At an early period of the Revolution he was appointed Minister to Spain, where he struggled with more persistance than success to induce a timid and dilatory government to render some substantial aid to his country. He was afterwards one of the commissioners who negotiated the treaty with Great Britain, in which the independence of the United States was acknowledged, and its boundaries settled. Soon after his return home Congress appointed him Secretary for Foreign Affairs, which was the most important office in their gift, and in which he displayed great ability in the dispatch of business.

Like all the great men of that day--like Washington, Jefferson, Franklin, Hamilton, Patrick Henry, John Randolph, and all others of similar grade--John Jay was an ardent abolitionist. He brought home with him from abroad one negro slave, to whom he gave his freedom when he had served long enough to repay him the expense incurred in bringing him to America.

Mr. Jay, upon the division of the country into Republicans and Federalists, became a decided Federalist, and took a leading part in the direction of that great party. President Washington appointed him Chief-Justice of the Supreme Court, an office which he soon resigned. The most noted of all his public services was the negotiation of a treaty with Great Britain in 1794. The terms of this treaty were revolting in the extreme, both to the pride of Americans and to their sense of justice; and Mr. Jay was overwhelmed with the bitterest reproaches from the party opposed to his own. No man, however, has ever been able to show that better terms were attainable; nor can any candid person now hold the opinion that the United States should have preferred war to the acceptance of those terms. If a very skillful negotiator could have done somewhat better for his country, Mr. Jay did the best he could, and, probably, as well as any man could have done.

Never was a public man more outrageously abused. On one occasion, a mob paraded the streets of Philadelphia, carrying an image of Mr. Jay holding a pair of scales. One of the scales was labeled, "American Liberty and Independence," and the other, "British Gold," the latter weighing down the former as low as it could go, while from the mouth of the effigy issued the words:

"Come up to my price and I will sell you my country."

The effigy was finally burnt in one of the public squares.
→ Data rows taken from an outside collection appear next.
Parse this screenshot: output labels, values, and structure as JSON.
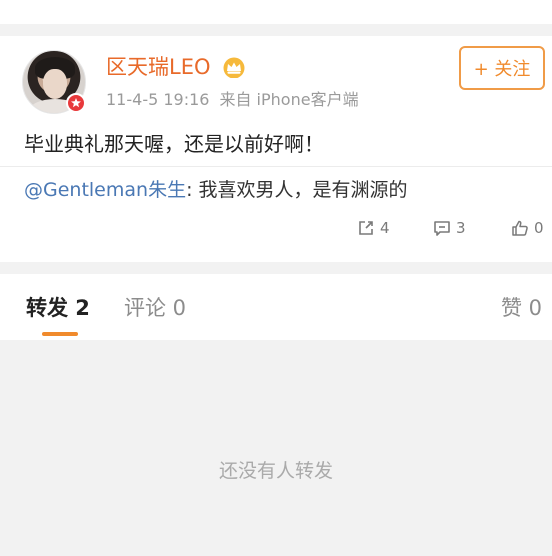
{
  "post": {
    "author": "区天瑞LEO",
    "time": "11-4-5 19:16",
    "source": "来自 iPhone客户端",
    "follow_label": "+ 关注",
    "text": "毕业典礼那天喔，还是以前好啊！",
    "repost": {
      "mention": "@Gentleman朱生",
      "text": ": 我喜欢男人，是有渊源的"
    },
    "counts": {
      "share": "4",
      "comment": "3",
      "like": "0"
    }
  },
  "tabs": {
    "repost": "转发 2",
    "comment": "评论 0",
    "like": "赞 0"
  },
  "empty_message": "还没有人转发",
  "colors": {
    "username": "#e86a2a",
    "accent": "#f08a2c",
    "mention": "#4a78b4",
    "verify_badge": "#e8393b"
  },
  "icons": [
    "verified-badge-icon",
    "crown-icon",
    "share-icon",
    "comment-icon",
    "like-icon"
  ]
}
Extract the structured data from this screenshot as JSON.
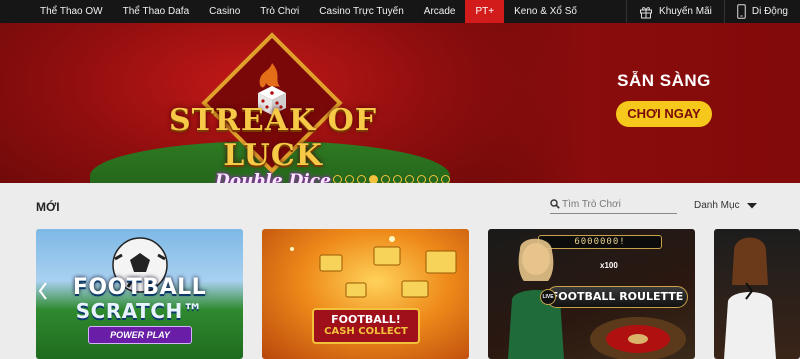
{
  "nav": {
    "items": [
      {
        "label": "Thể Thao OW",
        "active": false
      },
      {
        "label": "Thể Thao Dafa",
        "active": false
      },
      {
        "label": "Casino",
        "active": false
      },
      {
        "label": "Trò Chơi",
        "active": false
      },
      {
        "label": "Casino Trực Tuyến",
        "active": false
      },
      {
        "label": "Arcade",
        "active": false
      },
      {
        "label": "PT+",
        "active": true
      },
      {
        "label": "Keno & Xổ Số",
        "active": false
      }
    ],
    "promotions": {
      "label": "Khuyến Mãi",
      "icon": "gift-icon"
    },
    "mobile": {
      "label": "Di Động",
      "icon": "mobile-phone-icon"
    }
  },
  "hero": {
    "logo_main": "STREAK OF LUCK",
    "logo_sub": "Double Dice",
    "cta_title": "SẴN SÀNG",
    "cta_button": "CHƠI NGAY",
    "slides_total": 10,
    "slide_active": 3
  },
  "section": {
    "title": "MỚI",
    "search_placeholder": "Tìm Trò Chơi",
    "filter_label": "Danh Mục"
  },
  "games": [
    {
      "title_line1": "FOOTBALL",
      "title_line2": "SCRATCH™",
      "badge": "POWER PLAY"
    },
    {
      "title_line1": "FOOTBALL!",
      "title_line2": "CASH COLLECT"
    },
    {
      "title": "FOOTBALL ROULETTE",
      "top_display": "6000000!",
      "multiplier": "x100",
      "badge": "LIVE"
    },
    {
      "title": ""
    }
  ],
  "colors": {
    "nav_bg": "#161616",
    "nav_active": "#d21c1c",
    "cta_button_bg": "#f6c81b",
    "dot_color": "#f3c23c"
  }
}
Notwithstanding this storm of abuse, Mr. Jay was elected Governor of New York, from which office he retired to his pleasant seat at Bedford, where he spent the remainder of his life. He lived to the year 1829, when he died, aged eighty-four years, leaving children and grandchildren who have sustained his high character, illustrated his memory, and continued his work.